    You just type in “aromatherapy” or “fragrance“ on pubmed. 1500+ results & even the first page has studies w/ positive results. https://pubmed.ncbi.nlm.nih.gov/?term=Aromatherapy Essential oils are widely used for anxiety, nausea, & during labor. It’s basic biology, the olfactory receptors in the nose are linked directly to the brain & limbic system that’s why scent has a such a powerful effect on emotions & memory. Odor molecules can influence hormones, heart rate, even blood pressure.

    https://www.researchgate.net/publication/26482850_Physiological_effects_in_aromatherapy

    There’s just literally no argument, countless medical professionals use them in their practices. I have a book on EO’s written by a surgeon who has used them w/ great success for years.


  • holisticthug
    6 days ago

    Demanding sources that are never good enough just shows a lack of intellectual curiosity. It doesn’t make you seem smarter than everyone else. Misled—by researchers, doctors? Pubmed is a search engine, the literature is there but you clearly have no interest in reading it, questioning your own beliefs or even engaging in good faith. In other words, you’re trolling. I would appreciate it if you don’t show up on any of my posts in the future.👌

  • Elmer J Fudd
    6 days ago
    last modified: 6 days ago

    Nice try. Did you look at the Scientific American article, it's clear as could be. Not a credible source after 175 years of objective science reporting?

    Bye.

  • monicakm_gw
    6 days ago

    How 'bout them Cowboys?!

  • holisticthug
    6 days ago

    All that lazy article said is EO’s haven’t been found to “cure illness” & results are inconclusive...which applies to nearly everything. The link to the NIH summary didn’t even work. It mentions lemon balm as helping dementia, others for hair loss but there are many other studies she could’ve cited. There are no clinical trials bc Big Pharma doesn't stand to make $. The question of whether EO’s work is up the practitioner & user to find out. I know one veterinarian who relies heavily on them in her practice, esp for animals deemed hopeless cases. She has before & after pics of tumors that shrank from topical application. My mother drastically lowered her blood pressure once she found the right blend. Don‘t knock it til you try it.

  • Elmer J Fudd
    6 days ago

    I guess the article wasn't clear enough for you.

  • holisticthug
    6 days ago

    No need for click-bait when you can do searches on pubmed or experiment yourself.
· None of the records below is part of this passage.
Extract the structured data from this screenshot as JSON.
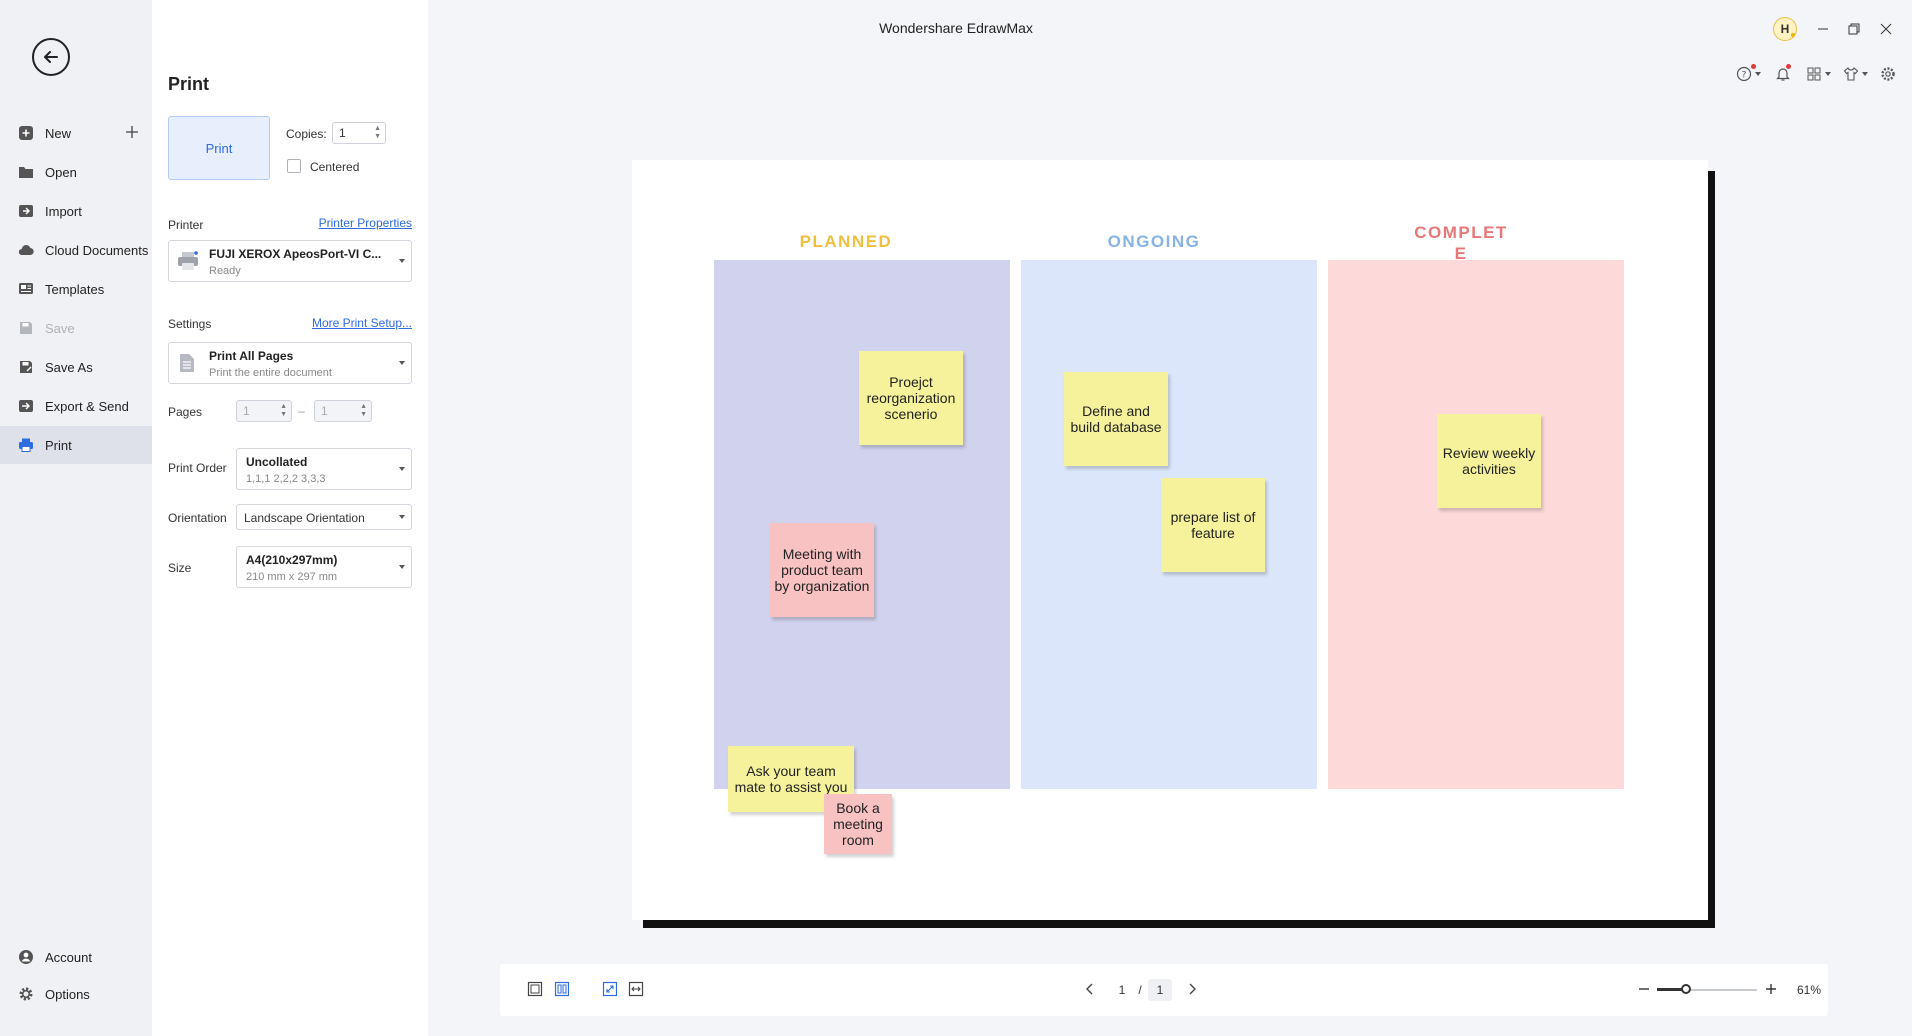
{
  "app": {
    "title": "Wondershare EdrawMax",
    "avatar_letter": "H"
  },
  "nav": {
    "items": [
      {
        "label": "New",
        "icon": "plus-square-icon"
      },
      {
        "label": "Open",
        "icon": "folder-icon"
      },
      {
        "label": "Import",
        "icon": "import-icon"
      },
      {
        "label": "Cloud Documents",
        "icon": "cloud-icon"
      },
      {
        "label": "Templates",
        "icon": "templates-icon"
      },
      {
        "label": "Save",
        "icon": "save-icon"
      },
      {
        "label": "Save As",
        "icon": "save-as-icon"
      },
      {
        "label": "Export & Send",
        "icon": "export-icon"
      },
      {
        "label": "Print",
        "icon": "print-icon"
      }
    ],
    "bottom": [
      {
        "label": "Account",
        "icon": "user-icon"
      },
      {
        "label": "Options",
        "icon": "gear-icon"
      }
    ]
  },
  "print_panel": {
    "title": "Print",
    "print_button": "Print",
    "copies_label": "Copies:",
    "copies_value": "1",
    "centered_label": "Centered",
    "printer_label": "Printer",
    "printer_properties_link": "Printer Properties",
    "printer_name": "FUJI XEROX ApeosPort-VI C...",
    "printer_status": "Ready",
    "settings_label": "Settings",
    "more_setup_link": "More Print Setup...",
    "settings_main": "Print All Pages",
    "settings_sub": "Print the entire document",
    "pages_label": "Pages",
    "pages_from": "1",
    "pages_separator": "–",
    "pages_to": "1",
    "print_order_label": "Print Order",
    "print_order_main": "Uncollated",
    "print_order_sub": "1,1,1  2,2,2  3,3,3",
    "orientation_label": "Orientation",
    "orientation_value": "Landscape Orientation",
    "size_label": "Size",
    "size_main": "A4(210x297mm)",
    "size_sub": "210 mm x 297 mm"
  },
  "board": {
    "columns": [
      {
        "title": "PLANNED",
        "title_color": "#f0bf3c",
        "bg": "#d1d2ed"
      },
      {
        "title": "ONGOING",
        "title_color": "#86b2e6",
        "bg": "#dbe6fa"
      },
      {
        "title": "COMPLET\nE",
        "title_color": "#ea7777",
        "bg": "#fdd9da"
      }
    ],
    "notes": [
      {
        "text": "Proejct reorganization scenerio",
        "color": "#f6f29b"
      },
      {
        "text": "Meeting with product team by organization",
        "color": "#f9c2c2"
      },
      {
        "text": "Ask your team mate to assist you",
        "color": "#f6f29b"
      },
      {
        "text": "Book a meeting room",
        "color": "#f9c2c2"
      },
      {
        "text": "Define and build database",
        "color": "#f6f29b"
      },
      {
        "text": "prepare list of feature",
        "color": "#f6f29b"
      },
      {
        "text": "Review weekly activities",
        "color": "#f6f29b"
      }
    ]
  },
  "bottom_bar": {
    "current_page": "1",
    "page_separator": "/",
    "total_pages": "1",
    "zoom": "61%"
  },
  "colors": {
    "accent": "#2d6be0"
  }
}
Here is a much more thorough & better written article in SA: https://www.scientificamerican.com/article/do-scents-affect-peoples/
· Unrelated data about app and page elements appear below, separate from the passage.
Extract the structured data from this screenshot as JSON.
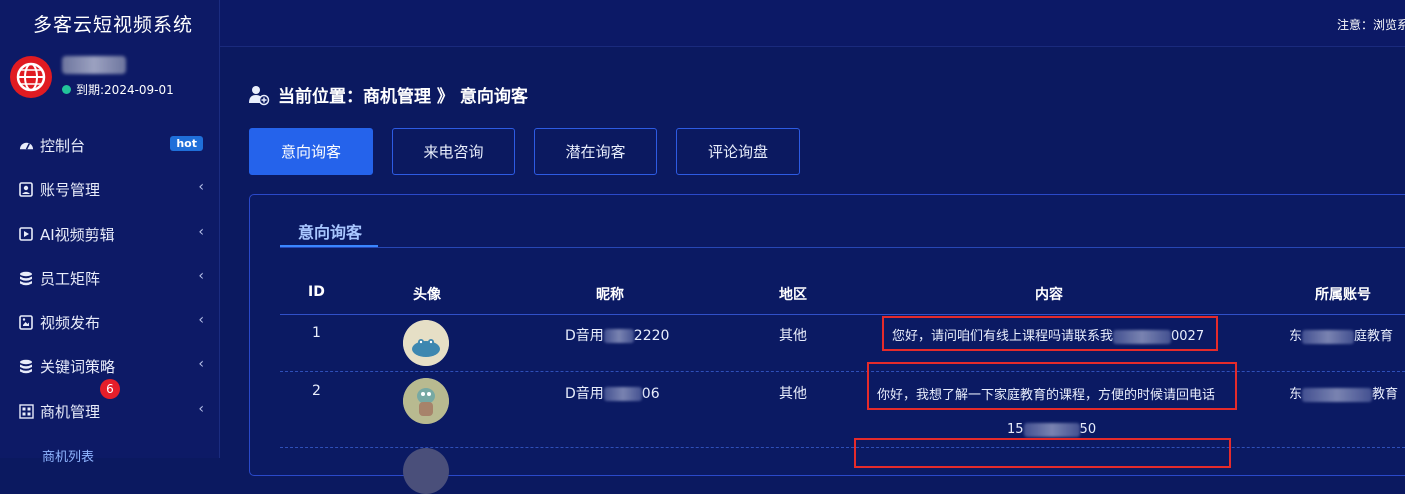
{
  "app": {
    "title": "多客云短视频系统",
    "expire": "到期:2024-09-01"
  },
  "topbar": {
    "notice": "注意：浏览系"
  },
  "sidebar": {
    "items": [
      {
        "label": "控制台",
        "icon": "dashboard-icon",
        "badge": "hot"
      },
      {
        "label": "账号管理",
        "icon": "account-icon"
      },
      {
        "label": "AI视频剪辑",
        "icon": "video-edit-icon"
      },
      {
        "label": "员工矩阵",
        "icon": "database-icon"
      },
      {
        "label": "视频发布",
        "icon": "publish-icon"
      },
      {
        "label": "关键词策略",
        "icon": "keyword-icon"
      },
      {
        "label": "商机管理",
        "icon": "business-icon",
        "count": "6"
      }
    ],
    "sub_item": "商机列表"
  },
  "breadcrumb": {
    "text": "当前位置：商机管理 》 意向询客"
  },
  "tabs": [
    "意向询客",
    "来电咨询",
    "潜在询客",
    "评论询盘"
  ],
  "panel": {
    "tab": "意向询客"
  },
  "table": {
    "columns": [
      "ID",
      "头像",
      "昵称",
      "地区",
      "内容",
      "所属账号"
    ],
    "rows": [
      {
        "id": "1",
        "nick_a": "D音用",
        "nick_b": "2220",
        "region": "其他",
        "content_a": "您好，请问咱们有线上课程吗请联系我",
        "content_b": "0027",
        "account_a": "东",
        "account_b": "庭教育"
      },
      {
        "id": "2",
        "nick_a": "D音用",
        "nick_b": "06",
        "region": "其他",
        "content_a": "你好，我想了解一下家庭教育的课程，方便的时候请回电话",
        "content_extra_a": "15",
        "content_extra_b": "50",
        "account_a": "东",
        "account_b": "教育"
      }
    ]
  },
  "colors": {
    "background": "#0b1960",
    "accent": "#2563eb",
    "highlight": "#e52b2b"
  }
}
    If the original article was so damning you would‘ve linked it already. For a troll you are pretty careful about modifying replies. But if I were you I’d refrain from any condescension & harassment from here on out. 👹 Byee.

  • Raye Smith
    6 days ago
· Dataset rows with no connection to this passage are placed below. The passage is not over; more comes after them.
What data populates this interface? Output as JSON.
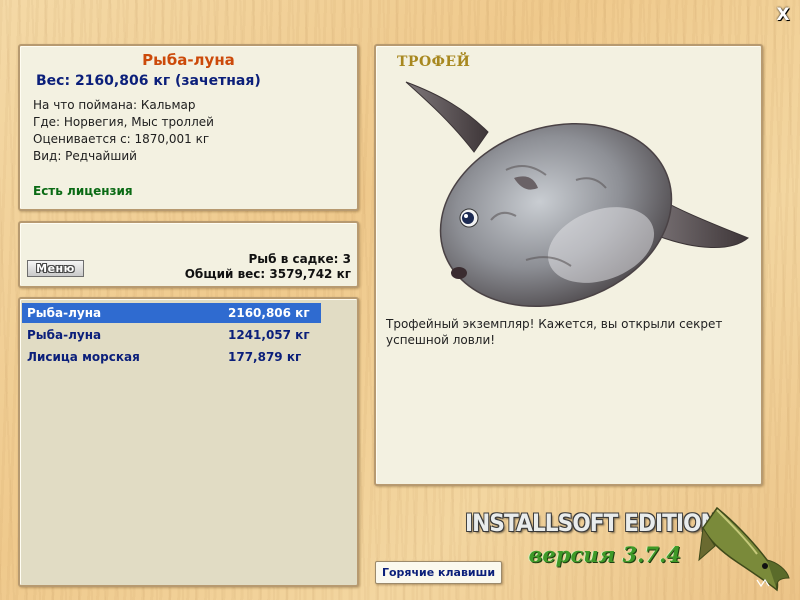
{
  "window": {
    "close_label": "X"
  },
  "fish_info": {
    "title": "Рыба-луна",
    "weight_line": "Вес: 2160,806 кг (зачетная)",
    "bait": "На что поймана: Кальмар",
    "location": "Где: Норвегия, Мыс троллей",
    "valued_from": "Оценивается с: 1870,001 кг",
    "rarity": "Вид: Редчайший",
    "license": "Есть лицензия"
  },
  "keepnet": {
    "menu_label": "Меню",
    "fish_count": "Рыб в садке: 3",
    "total_weight": "Общий вес: 3579,742 кг"
  },
  "catch_list": [
    {
      "name": "Рыба-луна",
      "weight": "2160,806 кг",
      "selected": true
    },
    {
      "name": "Рыба-луна",
      "weight": "1241,057 кг",
      "selected": false
    },
    {
      "name": "Лисица морская",
      "weight": "177,879 кг",
      "selected": false
    }
  ],
  "trophy": {
    "label": "ТРОФЕЙ",
    "text": "Трофейный экземпляр! Кажется, вы открыли секрет успешной ловли!"
  },
  "footer": {
    "hotkeys_label": "Горячие клавиши",
    "brand_name": "INSTALLSOFT EDITION",
    "version": "версия 3.7.4"
  },
  "colors": {
    "title": "#cc4a0a",
    "weight": "#0b1f7a",
    "license": "#0a6a14",
    "selection": "#2f6bd0",
    "trophy_label": "#a8881f"
  }
}
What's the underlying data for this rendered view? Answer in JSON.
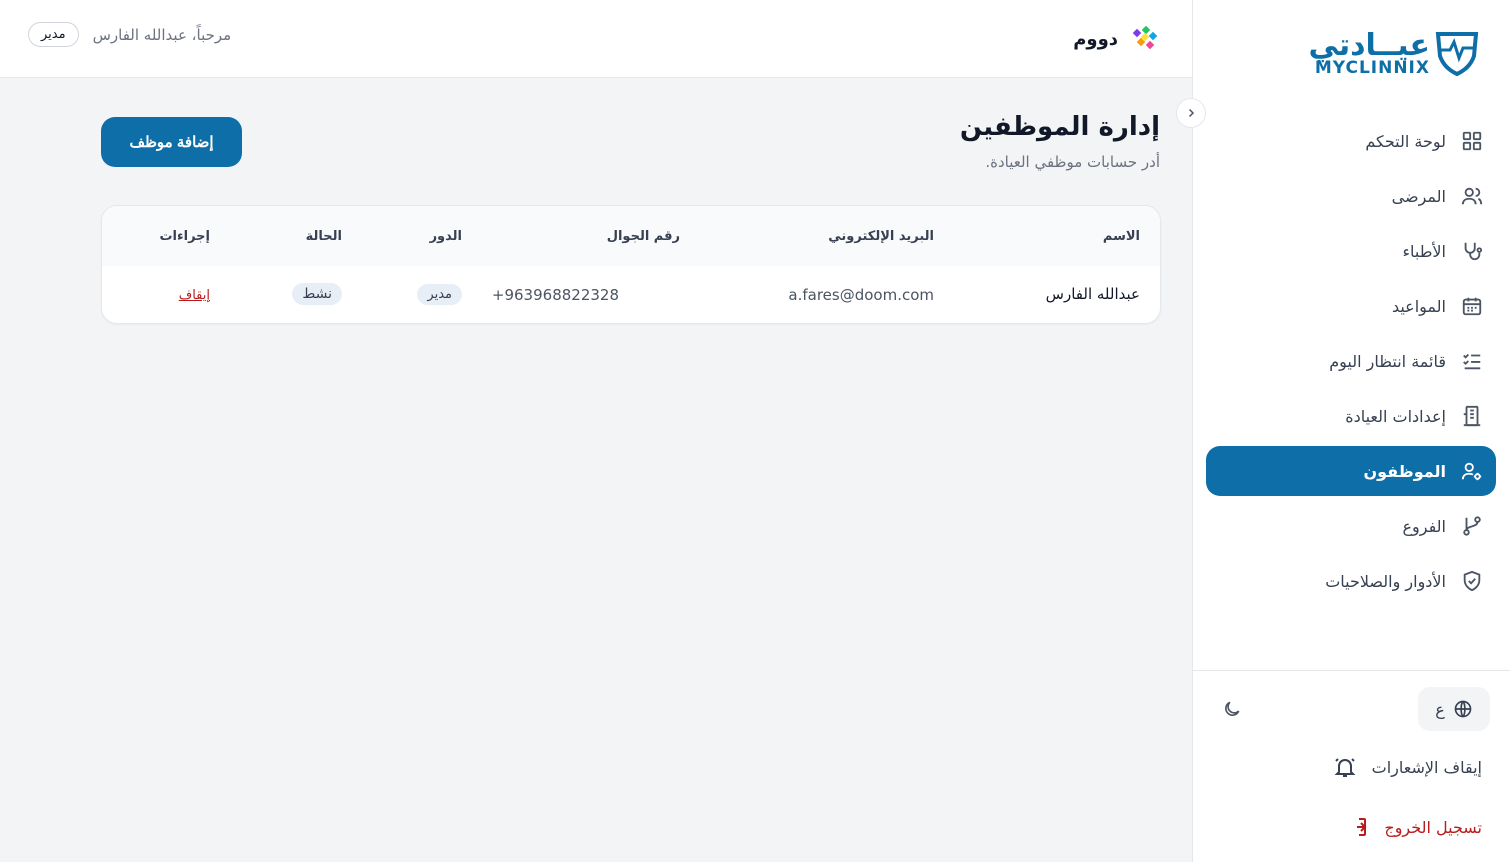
{
  "brand": {
    "name_ar": "عيــادتي",
    "name_en": "MYCLINNIX"
  },
  "header": {
    "clinic_name": "دووم",
    "welcome": "مرحباً، عبدالله الفارس",
    "role": "مدير"
  },
  "sidebar": {
    "items": [
      {
        "label": "لوحة التحكم",
        "icon": "grid-icon"
      },
      {
        "label": "المرضى",
        "icon": "users-icon"
      },
      {
        "label": "الأطباء",
        "icon": "stethoscope-icon"
      },
      {
        "label": "المواعيد",
        "icon": "calendar-icon"
      },
      {
        "label": "قائمة انتظار اليوم",
        "icon": "list-check-icon"
      },
      {
        "label": "إعدادات العيادة",
        "icon": "building-icon"
      },
      {
        "label": "الموظفون",
        "icon": "user-gear-icon",
        "active": true
      },
      {
        "label": "الفروع",
        "icon": "git-branch-icon"
      },
      {
        "label": "الأدوار والصلاحيات",
        "icon": "shield-check-icon"
      }
    ],
    "language_label": "ع",
    "mute_notifications": "إيقاف الإشعارات",
    "logout": "تسجيل الخروج"
  },
  "page": {
    "title": "إدارة الموظفين",
    "subtitle": "أدر حسابات موظفي العيادة.",
    "add_button": "إضافة موظف"
  },
  "table": {
    "columns": {
      "name": "الاسم",
      "email": "البريد الإلكتروني",
      "phone": "رقم الجوال",
      "role": "الدور",
      "status": "الحالة",
      "actions": "إجراءات"
    },
    "rows": [
      {
        "name": "عبدالله الفارس",
        "email": "a.fares@doom.com",
        "phone": "+963968822328",
        "role": "مدير",
        "status": "نشط",
        "action": "إيقاف"
      }
    ]
  },
  "colors": {
    "primary": "#0e6fa8",
    "danger": "#b91c1c",
    "background": "#f3f4f6"
  }
}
    Well there is a link between poor performing heavily perfumed detergent and washing machines. Buy better quality detergent and get better results and clothes that don't stink of perfume. I also never use fabric softeners, rinse properly and they are unnecessary. Only chemicals that go in my washer are detergent, borax for very dirty clothes, clorox for bleaching and ammonia for oils.

  • Elizabeth
    6 days ago

    I get good results with Tide free and clear. Tide powder is a great cleaner as is Persil. I always double rinse. I have Borax in the laundry room but prefer STPP.

    I keep coming back here to see what machine the OP bought.

  • Raye Smith
    6 days ago

    armjim - Why?

  • armjim
    5 days ago

    Raye, when posts begin to devolve into name calling and insults, they have no place in a normal thread. Particularly in a forum which is primarily about using washing machines and dryers.

  • ci_lantro
    5 days ago



  • Elmer J Fudd
    5 days ago

    What's wrong with a little tumble here and there? It's what happens to clothes in dryers and front loader washers.

  • Raye Smith
    5 days ago

    armjim I skip Elmer's posts so I haven't seen any name calling or insults.

  • SEA SEA
    5 days ago

    omg. Stop it Elmer. Take a chill pill.

  • Elmer J Fudd
    5 days ago

    It's a beautiful warm and sunny day, the fire haze is getting better day by day and with but a few exceptions, all is well in the world. I hope everyone else has a good day too. Remember to always tell the truth!